The Ouroboros (Greek Ουροβόρος, from ουροβόρος όφις "tail-devouring snake", also spelled Ourorboros, Oroborus, Uroboros or Uroborus, in English pronounced /ʊˈrɒbɔrɔs/ or /ˌjʊəroʊˈbɒrəs/), is an ancient symbol depicting a serpent or dragon swallowing its own tail and forming a circle.
The Ouroboros often represents self-reflexivity or cyclicality, especially in the sense of something constantly re-creating itself, the eternal return, and other things perceived as cycles that begin anew as soon as they end (See Phoenix (mythology)). It can also represent the idea of primordial unity related to something existing in or persisting from the beginning with such force or qualities it cannot be extinguished. The ouroboros has been important in religious and mythological symbolism, but has also been frequently used in alchemical illustrations, where it symbolizes the circular nature of the alchemist's opus. It is also often associated with Gnosticism, and Hermeticism.

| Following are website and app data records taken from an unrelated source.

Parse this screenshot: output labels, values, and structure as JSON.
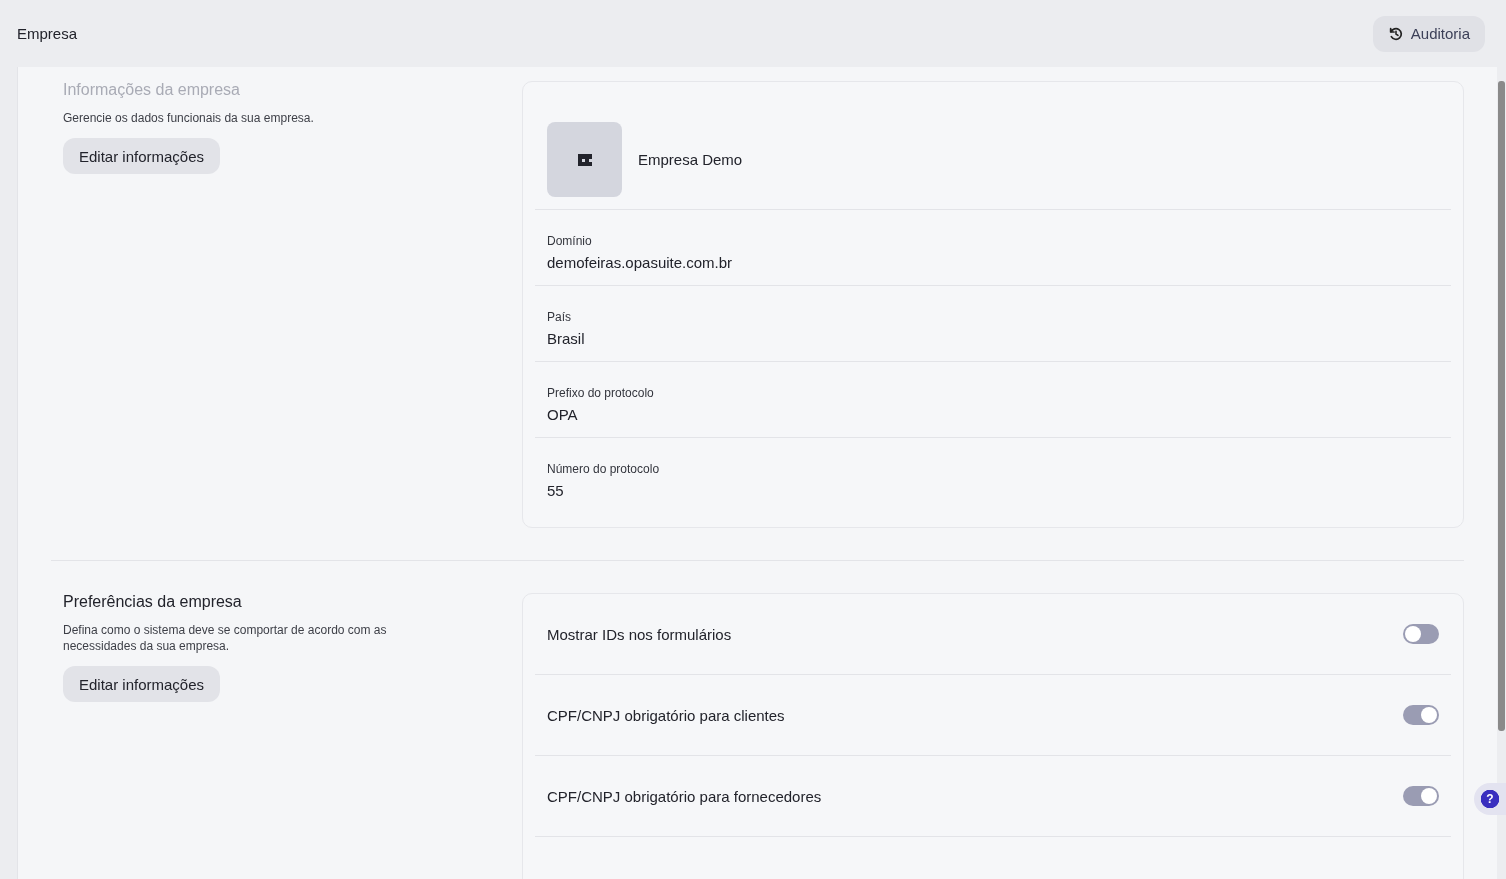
{
  "header": {
    "title": "Empresa",
    "audit_button": "Auditoria"
  },
  "company_info": {
    "title": "Informações da empresa",
    "description": "Gerencie os dados funcionais da sua empresa.",
    "edit_button": "Editar informações",
    "company_name": "Empresa Demo",
    "fields": [
      {
        "label": "Domínio",
        "value": "demofeiras.opasuite.com.br"
      },
      {
        "label": "País",
        "value": "Brasil"
      },
      {
        "label": "Prefixo do protocolo",
        "value": "OPA"
      },
      {
        "label": "Número do protocolo",
        "value": "55"
      }
    ]
  },
  "preferences": {
    "title": "Preferências da empresa",
    "description": "Defina como o sistema deve se comportar de acordo com as necessidades da sua empresa.",
    "edit_button": "Editar informações",
    "settings": [
      {
        "label": "Mostrar IDs nos formulários",
        "on": false
      },
      {
        "label": "CPF/CNPJ obrigatório para clientes",
        "on": true
      },
      {
        "label": "CPF/CNPJ obrigatório para fornecedores",
        "on": true
      }
    ]
  },
  "help_button": "?"
}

Carl Jung interpreted the Ouroboros as having an archetypical significance to the human psyche. The Jungian psychologist Erich Neumann writes of it as a representation of the pre-ego "dawn state", depicting the undifferentiated infancy experience of both mankind and the individual child.
Plato described a self-eating, circular being as the first living thing in the universe—an immortal, perfectly constructed animal.
"Coiled dragon" forms have been attributed to the Hongshan culture (4700 BC to 2900 BC). One in particular, in the shape of a complete circle, was found on the chest of the deceased.
The notion of a serpent or dragon eating its own tail can be traced back to Ancient Egypt, circa 1600 BC. From ancient Egypt it passed to Phoenicia and then to the Greek philosophers, who gave it the name Ouroboros ("tail-devourer").
In Gnosticism, this serpent symbolized eternity and the soul of the world.
Christianity adopted the Ouroboros as symbols of the limited confines of the material world (that there is an "outside" being implied by the demarcation of an inside), and the self-consuming transitory nature of a mere "worldly existence" of this world, following in the footsteps of the preacher in Ecclesiastes 3:9-14. G. K. Chesterton, in The Everlasting Man, uses it as a symbol of the circular and self-defeating nature of pantheistic mysticism and of most modern philosophy.
The famous Ouroboros drawing from the early alchemical text The Chrysopoeia of Cleopatra dating to 2nd century Alexandria encloses the words hen to pan, "one is the all". Its black and white halves represent the Gnostic duality of existence.
As a symbol of the eternal unity of all things, the cycle of birth and death from which the alchemist sought release and liberation, it was familiar to the alchemist/physician Sir Thomas Browne. In his A letter to a friend, a medical treatise full of case-histories and witty speculations upon the human condition, he wrote of it:
It is also alluded to at the conclusion of Browne's The Garden of Cyrus (1658) as a symbol of the circular nature and Unity of the two Discourses:
Snakes are sacred animals in many West African religions. The demi-god Aidophedo uses the image of a serpent biting its own tail. The Ouroboros is also seen in fon or dahomean iconography as well as in yoruba imagery as Oshunmare.
The organic chemist August Kekulé claimed that a ring in the shape of Ouroboros that he saw in a dream inspired him in his discovery of the structure of benzene. As noted by Carl Jung, this might be an instance of cryptomnesia.